My probable area of investigation is the experiences of health care professionals (HCPs) who are gay, lesbian and bisexual (GLB) in the cancer care system – I am really interested how their sexual orientation plays into (or doesn’t) their relationship with patients. I’ve been doing a lot of reading about GLB patients in our system – we could definitely make some improvements in helping them access care and feel welcome. Most of the research examining HCPs looks at the work environment – at homophobia for example. I would love to look at where the patient and HCP’s ‘horizons of understanding” meet (a concept from Gadamer illustrating the need to fully understand the other in a relationship). Does it make a difference? Does it matter? Does sexuality affect the fusion of horizons? Will I pick Gadermarian phenomenology as my critical framework – do I really know what it means yet?

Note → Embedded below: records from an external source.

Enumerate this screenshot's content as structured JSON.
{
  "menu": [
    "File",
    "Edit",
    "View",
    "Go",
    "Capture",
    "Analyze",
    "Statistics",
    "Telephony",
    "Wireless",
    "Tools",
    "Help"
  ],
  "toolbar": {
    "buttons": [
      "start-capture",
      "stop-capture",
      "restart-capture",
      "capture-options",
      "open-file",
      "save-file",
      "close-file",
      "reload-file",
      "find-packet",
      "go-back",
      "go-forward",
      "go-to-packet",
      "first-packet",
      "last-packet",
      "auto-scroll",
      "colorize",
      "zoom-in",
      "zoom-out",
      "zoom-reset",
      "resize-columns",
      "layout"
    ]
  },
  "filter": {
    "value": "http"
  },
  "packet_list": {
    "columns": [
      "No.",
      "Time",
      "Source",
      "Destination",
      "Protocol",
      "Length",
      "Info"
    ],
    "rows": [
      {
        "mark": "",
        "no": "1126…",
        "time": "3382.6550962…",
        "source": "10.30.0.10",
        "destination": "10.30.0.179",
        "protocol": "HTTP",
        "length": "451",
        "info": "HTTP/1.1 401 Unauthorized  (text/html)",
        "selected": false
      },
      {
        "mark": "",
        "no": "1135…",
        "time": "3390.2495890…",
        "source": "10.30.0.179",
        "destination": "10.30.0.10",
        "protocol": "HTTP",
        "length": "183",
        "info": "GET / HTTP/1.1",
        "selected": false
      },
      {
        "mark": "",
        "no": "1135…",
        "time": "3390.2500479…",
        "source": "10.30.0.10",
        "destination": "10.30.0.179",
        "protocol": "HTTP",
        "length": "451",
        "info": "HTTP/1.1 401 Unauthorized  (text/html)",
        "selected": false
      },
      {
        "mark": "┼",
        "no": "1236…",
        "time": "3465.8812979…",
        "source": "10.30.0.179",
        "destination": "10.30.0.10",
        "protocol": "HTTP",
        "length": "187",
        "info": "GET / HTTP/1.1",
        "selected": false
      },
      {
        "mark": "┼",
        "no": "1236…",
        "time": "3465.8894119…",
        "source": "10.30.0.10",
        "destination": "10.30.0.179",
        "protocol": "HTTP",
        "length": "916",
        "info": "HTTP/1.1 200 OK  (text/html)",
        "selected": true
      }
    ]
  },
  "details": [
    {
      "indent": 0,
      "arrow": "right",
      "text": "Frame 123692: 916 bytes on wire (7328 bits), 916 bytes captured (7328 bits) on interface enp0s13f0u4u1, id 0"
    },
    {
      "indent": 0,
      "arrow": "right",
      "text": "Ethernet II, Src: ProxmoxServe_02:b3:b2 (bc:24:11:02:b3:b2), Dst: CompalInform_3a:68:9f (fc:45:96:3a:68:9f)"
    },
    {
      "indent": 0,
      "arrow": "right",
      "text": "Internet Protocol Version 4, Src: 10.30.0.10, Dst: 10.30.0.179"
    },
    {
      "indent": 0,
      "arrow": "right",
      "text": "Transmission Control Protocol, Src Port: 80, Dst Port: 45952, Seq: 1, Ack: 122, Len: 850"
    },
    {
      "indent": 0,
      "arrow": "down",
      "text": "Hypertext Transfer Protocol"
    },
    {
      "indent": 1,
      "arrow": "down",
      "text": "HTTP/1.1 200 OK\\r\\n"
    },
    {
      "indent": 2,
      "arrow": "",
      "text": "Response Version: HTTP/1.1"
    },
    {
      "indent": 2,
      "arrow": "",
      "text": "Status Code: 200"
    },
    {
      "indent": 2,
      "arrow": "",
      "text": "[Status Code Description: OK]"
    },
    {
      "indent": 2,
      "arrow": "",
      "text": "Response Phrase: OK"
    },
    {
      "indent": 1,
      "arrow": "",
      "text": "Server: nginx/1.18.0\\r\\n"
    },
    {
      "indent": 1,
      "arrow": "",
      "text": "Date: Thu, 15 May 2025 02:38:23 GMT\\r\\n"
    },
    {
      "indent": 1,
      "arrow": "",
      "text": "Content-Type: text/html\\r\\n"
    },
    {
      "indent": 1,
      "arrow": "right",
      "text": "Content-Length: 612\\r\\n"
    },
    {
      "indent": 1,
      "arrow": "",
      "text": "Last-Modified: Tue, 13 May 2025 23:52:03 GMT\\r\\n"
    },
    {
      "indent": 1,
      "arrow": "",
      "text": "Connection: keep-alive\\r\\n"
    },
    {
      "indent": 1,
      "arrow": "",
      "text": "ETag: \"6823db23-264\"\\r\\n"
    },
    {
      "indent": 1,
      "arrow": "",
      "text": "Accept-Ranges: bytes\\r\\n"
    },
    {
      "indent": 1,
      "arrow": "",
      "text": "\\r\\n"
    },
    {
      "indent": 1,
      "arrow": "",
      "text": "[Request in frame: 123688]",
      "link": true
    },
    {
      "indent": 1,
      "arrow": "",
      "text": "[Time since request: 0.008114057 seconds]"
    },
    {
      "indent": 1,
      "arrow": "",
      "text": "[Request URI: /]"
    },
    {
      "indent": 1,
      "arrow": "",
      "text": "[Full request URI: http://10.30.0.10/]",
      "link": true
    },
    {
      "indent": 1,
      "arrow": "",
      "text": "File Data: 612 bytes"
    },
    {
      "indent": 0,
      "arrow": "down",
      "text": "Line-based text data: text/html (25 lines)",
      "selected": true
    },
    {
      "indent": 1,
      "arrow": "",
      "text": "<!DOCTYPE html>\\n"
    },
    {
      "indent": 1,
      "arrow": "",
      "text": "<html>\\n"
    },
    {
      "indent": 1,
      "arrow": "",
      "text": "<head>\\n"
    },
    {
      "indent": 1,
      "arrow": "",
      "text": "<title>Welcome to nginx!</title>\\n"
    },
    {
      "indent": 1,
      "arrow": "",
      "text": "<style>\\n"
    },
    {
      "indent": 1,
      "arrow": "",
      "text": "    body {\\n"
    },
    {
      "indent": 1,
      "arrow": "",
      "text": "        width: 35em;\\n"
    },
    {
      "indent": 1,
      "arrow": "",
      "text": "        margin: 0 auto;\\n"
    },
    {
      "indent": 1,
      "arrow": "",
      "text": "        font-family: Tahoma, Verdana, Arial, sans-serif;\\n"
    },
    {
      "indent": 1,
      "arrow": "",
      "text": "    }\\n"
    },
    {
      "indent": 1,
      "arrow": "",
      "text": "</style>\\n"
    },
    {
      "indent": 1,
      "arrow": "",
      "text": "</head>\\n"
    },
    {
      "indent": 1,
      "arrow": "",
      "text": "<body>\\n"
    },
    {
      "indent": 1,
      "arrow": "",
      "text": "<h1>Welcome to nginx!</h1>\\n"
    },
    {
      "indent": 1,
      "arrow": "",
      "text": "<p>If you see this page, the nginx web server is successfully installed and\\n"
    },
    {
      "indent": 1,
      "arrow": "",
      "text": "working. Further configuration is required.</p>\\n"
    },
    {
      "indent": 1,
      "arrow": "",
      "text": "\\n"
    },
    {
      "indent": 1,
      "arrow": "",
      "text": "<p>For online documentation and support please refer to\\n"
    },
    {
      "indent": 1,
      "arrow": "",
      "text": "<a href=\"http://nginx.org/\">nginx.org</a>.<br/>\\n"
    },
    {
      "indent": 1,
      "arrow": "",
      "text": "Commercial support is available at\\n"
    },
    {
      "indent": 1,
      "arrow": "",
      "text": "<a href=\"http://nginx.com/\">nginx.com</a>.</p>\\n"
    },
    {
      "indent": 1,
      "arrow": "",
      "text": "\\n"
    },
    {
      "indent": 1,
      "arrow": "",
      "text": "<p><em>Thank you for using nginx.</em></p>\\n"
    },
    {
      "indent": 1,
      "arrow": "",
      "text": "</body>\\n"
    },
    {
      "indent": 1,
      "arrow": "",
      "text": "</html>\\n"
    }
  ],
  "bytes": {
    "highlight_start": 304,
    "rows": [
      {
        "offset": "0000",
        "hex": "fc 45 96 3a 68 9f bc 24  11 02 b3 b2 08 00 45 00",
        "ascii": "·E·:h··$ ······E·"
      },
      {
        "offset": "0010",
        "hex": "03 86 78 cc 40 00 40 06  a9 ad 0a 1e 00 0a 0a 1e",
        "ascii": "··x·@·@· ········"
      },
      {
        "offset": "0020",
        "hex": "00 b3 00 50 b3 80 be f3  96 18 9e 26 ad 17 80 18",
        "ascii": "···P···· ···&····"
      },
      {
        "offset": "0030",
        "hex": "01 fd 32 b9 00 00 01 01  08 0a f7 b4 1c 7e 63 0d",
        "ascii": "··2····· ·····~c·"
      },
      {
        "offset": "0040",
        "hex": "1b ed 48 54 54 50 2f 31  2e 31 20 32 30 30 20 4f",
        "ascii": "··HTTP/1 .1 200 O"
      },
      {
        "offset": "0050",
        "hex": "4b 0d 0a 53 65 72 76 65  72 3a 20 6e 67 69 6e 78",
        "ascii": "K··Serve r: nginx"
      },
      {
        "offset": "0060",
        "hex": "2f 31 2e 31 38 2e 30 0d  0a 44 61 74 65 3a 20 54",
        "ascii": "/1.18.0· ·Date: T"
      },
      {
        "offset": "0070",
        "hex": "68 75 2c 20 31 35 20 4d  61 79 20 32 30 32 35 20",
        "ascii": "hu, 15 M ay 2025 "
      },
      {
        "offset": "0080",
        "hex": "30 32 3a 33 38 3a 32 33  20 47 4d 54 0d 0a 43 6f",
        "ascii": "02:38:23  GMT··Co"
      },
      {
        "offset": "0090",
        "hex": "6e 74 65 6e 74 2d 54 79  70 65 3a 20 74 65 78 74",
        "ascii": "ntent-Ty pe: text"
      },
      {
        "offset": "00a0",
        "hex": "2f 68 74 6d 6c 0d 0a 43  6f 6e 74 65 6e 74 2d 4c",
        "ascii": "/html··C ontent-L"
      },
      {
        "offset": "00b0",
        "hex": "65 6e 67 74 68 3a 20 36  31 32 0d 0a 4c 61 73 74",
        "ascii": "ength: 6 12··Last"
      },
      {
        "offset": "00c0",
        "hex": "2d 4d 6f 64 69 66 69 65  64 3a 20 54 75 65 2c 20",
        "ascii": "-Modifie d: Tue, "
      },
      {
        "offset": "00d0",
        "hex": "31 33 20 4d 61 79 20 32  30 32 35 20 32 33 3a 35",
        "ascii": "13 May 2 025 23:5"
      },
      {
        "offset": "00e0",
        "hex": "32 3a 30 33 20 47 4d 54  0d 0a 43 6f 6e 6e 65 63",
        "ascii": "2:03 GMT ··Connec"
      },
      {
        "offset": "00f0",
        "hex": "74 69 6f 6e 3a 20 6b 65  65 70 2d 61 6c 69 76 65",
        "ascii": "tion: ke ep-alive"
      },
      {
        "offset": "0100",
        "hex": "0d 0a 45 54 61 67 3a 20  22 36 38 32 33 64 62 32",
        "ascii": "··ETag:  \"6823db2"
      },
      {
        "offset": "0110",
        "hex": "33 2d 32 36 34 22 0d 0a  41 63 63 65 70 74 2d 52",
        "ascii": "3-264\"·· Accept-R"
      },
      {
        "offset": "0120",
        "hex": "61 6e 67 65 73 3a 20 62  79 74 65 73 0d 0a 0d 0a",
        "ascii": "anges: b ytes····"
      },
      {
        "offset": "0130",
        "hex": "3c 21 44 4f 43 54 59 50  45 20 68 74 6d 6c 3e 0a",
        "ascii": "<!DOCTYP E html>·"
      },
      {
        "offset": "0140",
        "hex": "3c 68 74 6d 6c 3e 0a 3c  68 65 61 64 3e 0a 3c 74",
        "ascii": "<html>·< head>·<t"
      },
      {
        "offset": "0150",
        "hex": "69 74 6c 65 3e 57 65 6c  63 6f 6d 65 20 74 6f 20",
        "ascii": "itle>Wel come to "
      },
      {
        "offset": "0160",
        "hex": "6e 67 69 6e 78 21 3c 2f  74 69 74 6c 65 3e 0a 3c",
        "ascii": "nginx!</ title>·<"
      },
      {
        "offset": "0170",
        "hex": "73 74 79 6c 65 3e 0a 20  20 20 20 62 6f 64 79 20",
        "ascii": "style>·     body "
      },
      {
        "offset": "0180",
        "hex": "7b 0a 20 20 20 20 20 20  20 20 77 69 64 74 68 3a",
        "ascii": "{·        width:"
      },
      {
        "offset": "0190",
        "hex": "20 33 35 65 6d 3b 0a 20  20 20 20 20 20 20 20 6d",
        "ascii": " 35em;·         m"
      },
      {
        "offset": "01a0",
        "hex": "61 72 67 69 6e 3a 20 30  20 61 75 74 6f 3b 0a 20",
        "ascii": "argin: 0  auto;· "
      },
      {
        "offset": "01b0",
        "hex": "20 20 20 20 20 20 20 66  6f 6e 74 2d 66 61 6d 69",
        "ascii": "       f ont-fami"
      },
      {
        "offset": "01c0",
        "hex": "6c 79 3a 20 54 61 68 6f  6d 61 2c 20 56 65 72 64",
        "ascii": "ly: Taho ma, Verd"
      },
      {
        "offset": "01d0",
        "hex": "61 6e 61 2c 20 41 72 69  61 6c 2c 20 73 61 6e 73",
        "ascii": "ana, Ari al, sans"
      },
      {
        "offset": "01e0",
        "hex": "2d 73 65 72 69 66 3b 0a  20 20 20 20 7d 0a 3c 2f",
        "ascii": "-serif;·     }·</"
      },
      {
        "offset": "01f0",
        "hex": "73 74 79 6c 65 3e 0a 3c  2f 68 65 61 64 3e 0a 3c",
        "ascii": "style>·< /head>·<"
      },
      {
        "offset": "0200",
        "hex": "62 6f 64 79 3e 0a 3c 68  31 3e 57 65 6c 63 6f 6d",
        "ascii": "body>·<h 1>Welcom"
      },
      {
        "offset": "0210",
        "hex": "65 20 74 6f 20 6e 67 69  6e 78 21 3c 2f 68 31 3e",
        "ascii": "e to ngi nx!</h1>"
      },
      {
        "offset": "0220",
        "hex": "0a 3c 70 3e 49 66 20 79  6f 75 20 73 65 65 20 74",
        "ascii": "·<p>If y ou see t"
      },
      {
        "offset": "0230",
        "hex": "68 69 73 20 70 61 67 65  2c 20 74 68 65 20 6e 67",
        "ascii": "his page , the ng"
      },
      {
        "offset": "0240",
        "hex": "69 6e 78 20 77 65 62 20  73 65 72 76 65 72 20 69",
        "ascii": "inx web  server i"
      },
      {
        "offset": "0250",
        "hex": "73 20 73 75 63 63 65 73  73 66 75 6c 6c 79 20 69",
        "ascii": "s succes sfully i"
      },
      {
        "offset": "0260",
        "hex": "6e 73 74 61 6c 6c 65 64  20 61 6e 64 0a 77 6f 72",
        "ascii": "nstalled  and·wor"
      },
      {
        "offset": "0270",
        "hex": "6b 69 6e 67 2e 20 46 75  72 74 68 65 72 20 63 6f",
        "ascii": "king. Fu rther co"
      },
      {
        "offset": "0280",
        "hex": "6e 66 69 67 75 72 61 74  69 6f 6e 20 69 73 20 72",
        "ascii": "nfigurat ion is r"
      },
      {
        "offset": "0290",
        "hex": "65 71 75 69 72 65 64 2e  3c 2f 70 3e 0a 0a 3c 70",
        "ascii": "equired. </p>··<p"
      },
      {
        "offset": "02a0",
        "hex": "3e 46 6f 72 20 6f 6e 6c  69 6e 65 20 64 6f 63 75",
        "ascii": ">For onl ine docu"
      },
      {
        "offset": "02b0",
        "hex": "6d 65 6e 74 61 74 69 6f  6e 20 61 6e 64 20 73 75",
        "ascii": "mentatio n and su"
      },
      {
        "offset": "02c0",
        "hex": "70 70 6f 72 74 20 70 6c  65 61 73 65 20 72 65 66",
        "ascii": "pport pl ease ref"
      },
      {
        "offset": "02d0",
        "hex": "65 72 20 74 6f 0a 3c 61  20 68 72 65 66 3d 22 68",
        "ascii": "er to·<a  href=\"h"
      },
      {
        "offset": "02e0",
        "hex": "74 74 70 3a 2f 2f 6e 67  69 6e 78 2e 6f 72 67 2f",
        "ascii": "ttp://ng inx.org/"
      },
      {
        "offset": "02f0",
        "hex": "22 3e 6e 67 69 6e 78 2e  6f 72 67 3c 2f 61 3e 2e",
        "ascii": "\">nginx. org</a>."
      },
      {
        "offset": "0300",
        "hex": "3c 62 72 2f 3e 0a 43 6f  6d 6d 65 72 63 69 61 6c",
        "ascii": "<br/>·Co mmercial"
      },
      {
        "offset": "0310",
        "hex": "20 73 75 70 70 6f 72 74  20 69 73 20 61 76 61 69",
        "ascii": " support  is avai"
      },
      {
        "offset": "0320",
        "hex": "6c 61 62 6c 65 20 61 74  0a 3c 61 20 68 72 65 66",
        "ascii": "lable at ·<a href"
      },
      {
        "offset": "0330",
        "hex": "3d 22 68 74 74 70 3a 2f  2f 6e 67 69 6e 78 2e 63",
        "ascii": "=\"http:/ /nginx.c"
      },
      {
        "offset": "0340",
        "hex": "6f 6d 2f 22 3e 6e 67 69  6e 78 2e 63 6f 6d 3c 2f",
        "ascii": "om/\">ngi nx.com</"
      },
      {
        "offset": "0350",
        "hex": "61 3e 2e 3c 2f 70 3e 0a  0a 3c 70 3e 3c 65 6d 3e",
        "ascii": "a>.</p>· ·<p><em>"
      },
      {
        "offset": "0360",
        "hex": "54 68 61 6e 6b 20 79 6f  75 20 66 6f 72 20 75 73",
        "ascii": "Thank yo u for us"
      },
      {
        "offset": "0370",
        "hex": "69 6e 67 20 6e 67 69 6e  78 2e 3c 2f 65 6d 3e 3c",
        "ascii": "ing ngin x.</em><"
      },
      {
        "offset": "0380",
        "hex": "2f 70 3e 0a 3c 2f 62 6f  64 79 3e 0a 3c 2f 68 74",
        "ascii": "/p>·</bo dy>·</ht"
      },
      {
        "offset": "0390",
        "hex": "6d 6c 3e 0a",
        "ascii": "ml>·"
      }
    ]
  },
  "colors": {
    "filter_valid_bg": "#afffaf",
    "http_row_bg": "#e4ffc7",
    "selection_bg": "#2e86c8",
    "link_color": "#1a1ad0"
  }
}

Stay tuned – more to come!


*Currently consisting of trying to keep up with my tyrannical FitBit, mess around with #MedRadJClub and binge watch Brooklyn 99. Oh….and Dr. Who.